Sadao Watanabe (1913-1996) was a Christian artist whose woodblock prints have been a helpful theological and devotional tool for me. Christian themes are rarely a part of Japanese art, but Watanabe worked almost exclusively with Christian imagery. He used Japanese foods, clothing, and settings in his retelling of the biblical stories. I know we’re not supposed to make God in our own image, but reflecting on his artwork makes me realize how much I’ve accidentally made God in the image of the American context where I am. His images displace me while inviting me to deeper reflection. And I’ve deeply appreciated his perspectives in highlighting invisible or “minor” characters in stories. His world quickly takes me to Jesus’ heart for those at the margins. (Read a prayer I wrote inspired by Watanabe’s depiction of the wedding at Cana.)
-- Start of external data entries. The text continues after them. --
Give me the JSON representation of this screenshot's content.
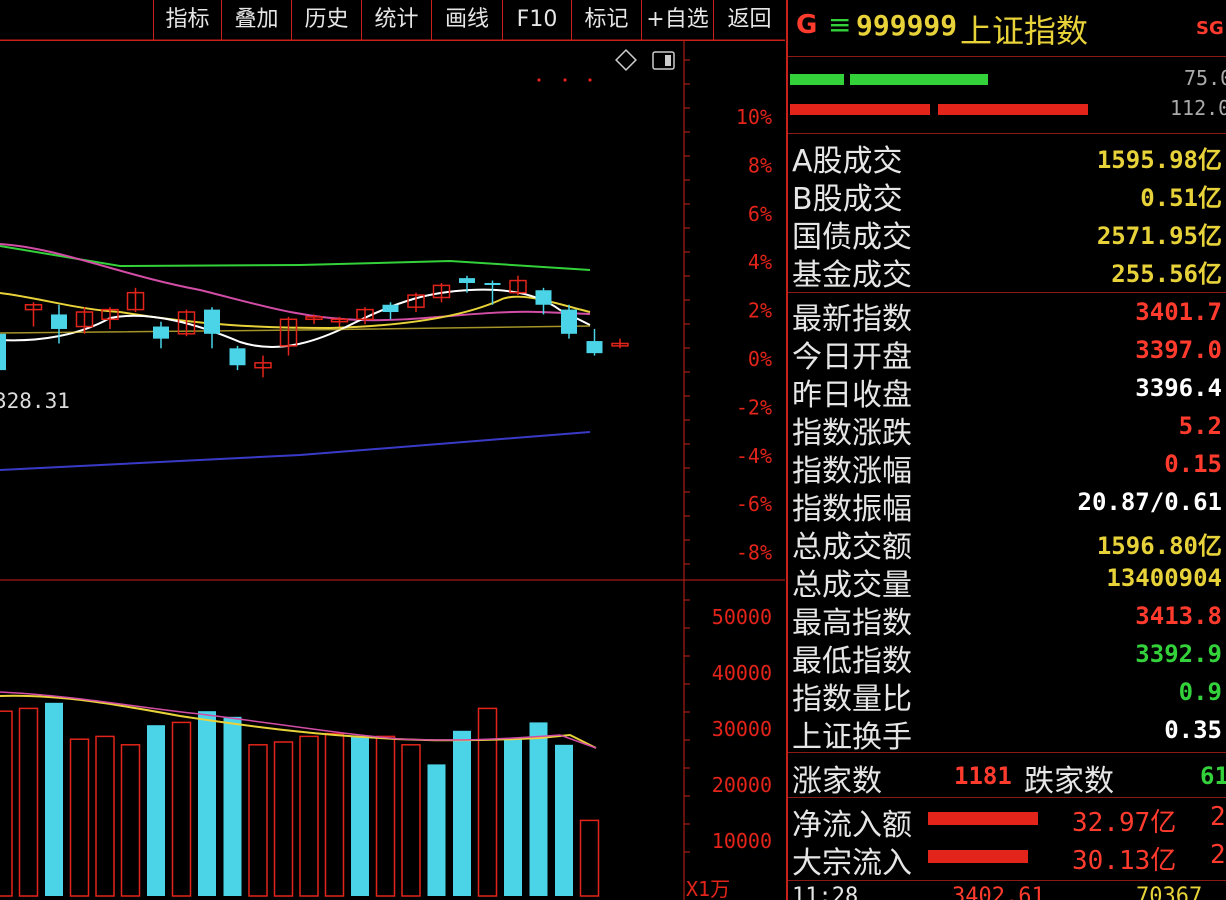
{
  "toolbar": {
    "buttons": [
      "指标",
      "叠加",
      "历史",
      "统计",
      "画线",
      "F10",
      "标记",
      "+自选",
      "返回"
    ]
  },
  "header": {
    "g_label": "G",
    "menu_glyph": "≡",
    "code": "999999",
    "name": "上证指数",
    "badge": "SG"
  },
  "order_bars": {
    "top_value": "75.0",
    "bottom_value": "112.0"
  },
  "turnover": [
    {
      "label": "A股成交",
      "value": "1595.98亿",
      "color": "#e8d23a"
    },
    {
      "label": "B股成交",
      "value": "0.51亿",
      "color": "#e8d23a"
    },
    {
      "label": "国债成交",
      "value": "2571.95亿",
      "color": "#e8d23a"
    },
    {
      "label": "基金成交",
      "value": "255.56亿",
      "color": "#e8d23a"
    }
  ],
  "quote": [
    {
      "label": "最新指数",
      "value": "3401.7",
      "color": "#ff3b2e"
    },
    {
      "label": "今日开盘",
      "value": "3397.0",
      "color": "#ff3b2e"
    },
    {
      "label": "昨日收盘",
      "value": "3396.4",
      "color": "#ffffff"
    },
    {
      "label": "指数涨跌",
      "value": "5.2",
      "color": "#ff3b2e"
    },
    {
      "label": "指数涨幅",
      "value": "0.15",
      "color": "#ff3b2e"
    },
    {
      "label": "指数振幅",
      "value": "20.87/0.61",
      "color": "#ffffff"
    },
    {
      "label": "总成交额",
      "value": "1596.80亿",
      "color": "#e8d23a"
    },
    {
      "label": "总成交量",
      "value": "13400904",
      "color": "#e8d23a"
    },
    {
      "label": "最高指数",
      "value": "3413.8",
      "color": "#ff3b2e"
    },
    {
      "label": "最低指数",
      "value": "3392.9",
      "color": "#33d13a"
    },
    {
      "label": "指数量比",
      "value": "0.9",
      "color": "#33d13a"
    },
    {
      "label": "上证换手",
      "value": "0.35",
      "color": "#ffffff"
    }
  ],
  "breadth": {
    "up_label": "涨家数",
    "up_value": "1181",
    "down_label": "跌家数",
    "down_value": "61"
  },
  "flows": [
    {
      "label": "净流入额",
      "value": "32.97亿",
      "extra": "2"
    },
    {
      "label": "大宗流入",
      "value": "30.13亿",
      "extra": "2"
    }
  ],
  "tick": {
    "time": "11:28",
    "price": "3402.61",
    "vol": "70367"
  },
  "chart_data": {
    "type": "candlestick",
    "price_axis_labels": [
      "10%",
      "8%",
      "6%",
      "4%",
      "2%",
      "0%",
      "-2%",
      "-4%",
      "-6%",
      "-8%"
    ],
    "low_label": "328.31",
    "volume_axis_labels": [
      "50000",
      "40000",
      "30000",
      "20000",
      "10000"
    ],
    "volume_unit": "X1万",
    "candles": [
      {
        "o": 1.0,
        "c": -0.5,
        "h": 1.2,
        "l": -0.8,
        "up": false
      },
      {
        "o": 2.0,
        "c": 2.2,
        "h": 2.3,
        "l": 1.3,
        "up": true
      },
      {
        "o": 1.8,
        "c": 1.2,
        "h": 2.2,
        "l": 0.6,
        "up": false
      },
      {
        "o": 1.3,
        "c": 1.9,
        "h": 2.1,
        "l": 1.0,
        "up": true
      },
      {
        "o": 1.6,
        "c": 2.0,
        "h": 2.1,
        "l": 1.2,
        "up": true
      },
      {
        "o": 2.0,
        "c": 2.7,
        "h": 2.9,
        "l": 1.9,
        "up": true
      },
      {
        "o": 1.3,
        "c": 0.8,
        "h": 1.5,
        "l": 0.4,
        "up": false
      },
      {
        "o": 1.0,
        "c": 1.9,
        "h": 2.0,
        "l": 0.9,
        "up": true
      },
      {
        "o": 2.0,
        "c": 1.0,
        "h": 2.1,
        "l": 0.4,
        "up": false
      },
      {
        "o": 0.4,
        "c": -0.3,
        "h": 0.5,
        "l": -0.5,
        "up": false
      },
      {
        "o": -0.4,
        "c": -0.2,
        "h": 0.1,
        "l": -0.8,
        "up": true
      },
      {
        "o": 0.5,
        "c": 1.6,
        "h": 1.7,
        "l": 0.1,
        "up": true
      },
      {
        "o": 1.7,
        "c": 1.6,
        "h": 1.8,
        "l": 1.4,
        "up": true
      },
      {
        "o": 1.6,
        "c": 1.5,
        "h": 1.7,
        "l": 1.3,
        "up": true
      },
      {
        "o": 1.6,
        "c": 2.0,
        "h": 2.1,
        "l": 1.4,
        "up": true
      },
      {
        "o": 2.2,
        "c": 1.9,
        "h": 2.3,
        "l": 1.6,
        "up": false
      },
      {
        "o": 2.1,
        "c": 2.6,
        "h": 2.7,
        "l": 1.9,
        "up": true
      },
      {
        "o": 2.5,
        "c": 3.0,
        "h": 3.1,
        "l": 2.3,
        "up": true
      },
      {
        "o": 3.3,
        "c": 3.1,
        "h": 3.4,
        "l": 2.7,
        "up": false
      },
      {
        "o": 3.1,
        "c": 3.1,
        "h": 3.2,
        "l": 2.2,
        "up": false
      },
      {
        "o": 2.7,
        "c": 3.2,
        "h": 3.4,
        "l": 2.6,
        "up": true
      },
      {
        "o": 2.8,
        "c": 2.2,
        "h": 2.9,
        "l": 1.8,
        "up": false
      },
      {
        "o": 2.0,
        "c": 1.0,
        "h": 2.2,
        "l": 0.8,
        "up": false
      },
      {
        "o": 0.7,
        "c": 0.2,
        "h": 1.2,
        "l": 0.1,
        "up": false
      },
      {
        "o": 0.5,
        "c": 0.6,
        "h": 0.8,
        "l": 0.4,
        "up": true
      }
    ],
    "volumes": [
      {
        "v": 33000,
        "up": true
      },
      {
        "v": 33500,
        "up": true
      },
      {
        "v": 34500,
        "up": false
      },
      {
        "v": 28000,
        "up": true
      },
      {
        "v": 28500,
        "up": true
      },
      {
        "v": 27000,
        "up": true
      },
      {
        "v": 30500,
        "up": false
      },
      {
        "v": 31000,
        "up": true
      },
      {
        "v": 33000,
        "up": false
      },
      {
        "v": 32000,
        "up": false
      },
      {
        "v": 27000,
        "up": true
      },
      {
        "v": 27500,
        "up": true
      },
      {
        "v": 28500,
        "up": true
      },
      {
        "v": 29000,
        "up": true
      },
      {
        "v": 28500,
        "up": false
      },
      {
        "v": 28500,
        "up": true
      },
      {
        "v": 27000,
        "up": true
      },
      {
        "v": 23500,
        "up": false
      },
      {
        "v": 29500,
        "up": false
      },
      {
        "v": 33500,
        "up": true
      },
      {
        "v": 28000,
        "up": false
      },
      {
        "v": 31000,
        "up": false
      },
      {
        "v": 27000,
        "up": false
      },
      {
        "v": 13500,
        "up": true
      }
    ]
  },
  "colors": {
    "up": "#e2241a",
    "down": "#4bd4e8",
    "grid": "#c8201a",
    "ma_green": "#33d13a",
    "ma_pink": "#d24da6",
    "ma_yellow": "#e8d23a",
    "ma_white": "#ffffff",
    "ma_blue": "#3a3ac8"
  }
}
Toyohiko Kagawa (1888-1960) was a peace prophet. He is my guide on Christian social action. I encountered his story in my preparation to learn from slum communities in Nairobi and Cairo. Compelled by his Christian faith, he lived and worked as a peacemaker among the unhoused in Kobe, Japan, in the early 1900s—something unheard of in my Japanese family or during my visits to inaka (the countryside). He learned from these invisibilized people; tales of his journeys through sickness and sorrow are mixed with poignant insights about Christian faith and its formation among the most vulnerable. He continued to work against poverty, for women’s rights, for peace, helping reveal the exploitation of the oppressed. His work and writings are timeless and continue to be a prophetic challenge.
In allowing these heroes’ work to influence me, I don’t expect any one of them to be a saint, worthy of emulation in every area of their lives. But because of the questions they asked and the passions they pursued, I have found them to be helpful guides as I’ve tried to live fully into this body, this life, this time that God has given me, to pursue and lean into a more just world for more of the people who are made in God’s image, that we may more fully reflect the heart of God.
Nikki Toyama-Szeto is the Executive Director of CSA.